When our phones or computers decide to bite the dust, we can all agree how much of a hassle it will be when our music, photos and documents suddenly disappear. But what if the problem of losing data/memories due to damaged or old tech gadgets was a thing of the past?
Japan’s Hitachi recently introduced a prototype method of storing digital information to fast track this idea into reality. And to make this possibility even more futuristic, the data is stored on a piece of glass no bigger than 2 centimeters squared.
What differentiates this new quartz glass plate technology from hard drives or other storage devices is it’s ability to endure extreme temperatures (withstands 1,832 degrees Fahrenheit for at least 2 hours) and hostile conditions (waterproof) without being damaged. Ultimately, it has the potential of storing data indefinitely.
Aside from stopping personal files from being lost forever, Hitachi’s idea also creates a way for future generations to view and maintain the high volume of data that is being created now. Digital media (hard drive/CDs) is currently “limited to a few decades or a century at most.”
So, how can glass store data, you ask? The technology uses binary data inside thin sheets of quartz glass. A laser beam creates dots that can be read by an optical microscope connected to data reading software.

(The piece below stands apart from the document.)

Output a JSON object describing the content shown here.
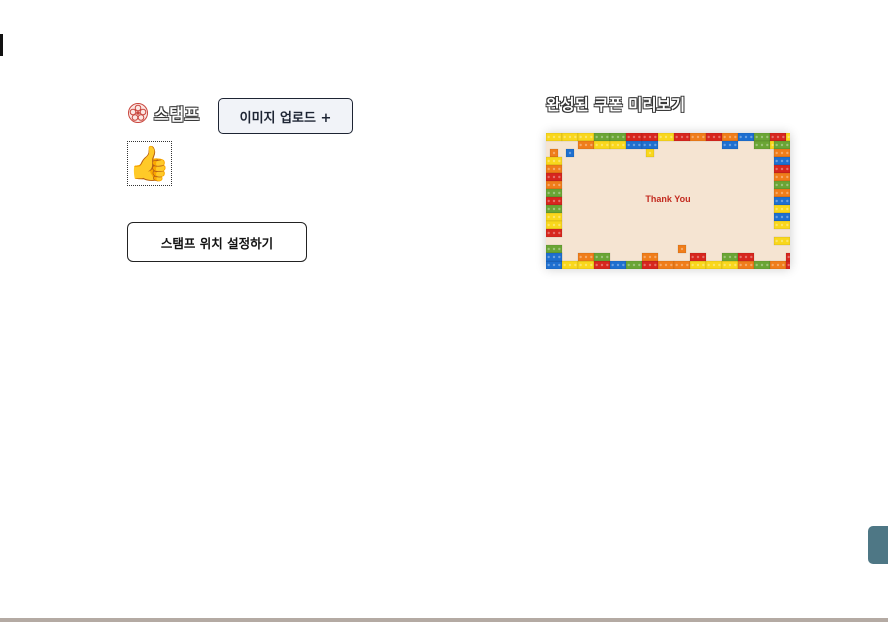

Certain data becomes unreadable as technology updates, but by using a binary model, the glass will always be readable no matter how advanced a computer is as long as it’s simply programmed to understand the code.
With four layers of glass, the prototype can hold 40 megabytes per square inch with the potential to add more layers to the glass.
Although the storage device isn’t being used for practical reasons yet, in the meantime, it might be safe to delete any embarrassing photos/videos you have on your computer before it’s too late and they stick around forever.
(Photo credit: Phys.org)